The wireless range is about 7 meters in my apartment with direct line-of-sight, past that I start to hear interruptions and signal processing errors. This is about average with other wireless gaming headsets. The battery life is rated at 20 hours. I still don’t get why Corsair doesn’t just give us a battery percentage indicator, instead we have this battery status buried in the software settings for some reason.

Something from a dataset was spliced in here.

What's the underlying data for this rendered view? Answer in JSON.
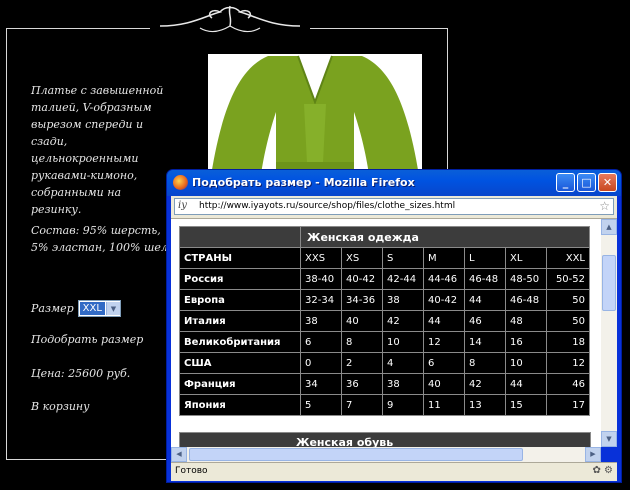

All right, so let me conclude with this Virtuoso RGB Wireless SE and non-SE headsets. In terms of build quality, they did a fantastic job, but I feel like the SE model has too many compromises. For example, dirt clogs up the micro-perforations, the microphone sounds worse than the cheaper non-SE model, and it’s $40 more expensive. The only disadvantage of the non-SE version is the glossy sides… I don’t know why they went with glossy sides, they should have just used a matte exterior instead or been innovative and selected a different texture. Nevertheless, for $180 USD that is the model I would recommend out of the two. I guess it’s kind of competitive versus the really high-end stuff in terms of audio quality, like the $350 USD Sennheiser GSP 670 or the similarly-priced SteelSeries Arctis Pro Wireless. The Virtuoso non-SE is basically half the price and it does sound better than whatever you can get from HyperX in the wireless department. There are some small issues with regard to comfort since the internal lining is flat and really close to the ear. However, for everything else they pretty much nailed it. The microphone quality here is so much better than the SE model, the build quality is awesome, the wireless range is good, and battery life is what you would expect from a wireless gaming pair. In the end, the non-SE gets my recommendation.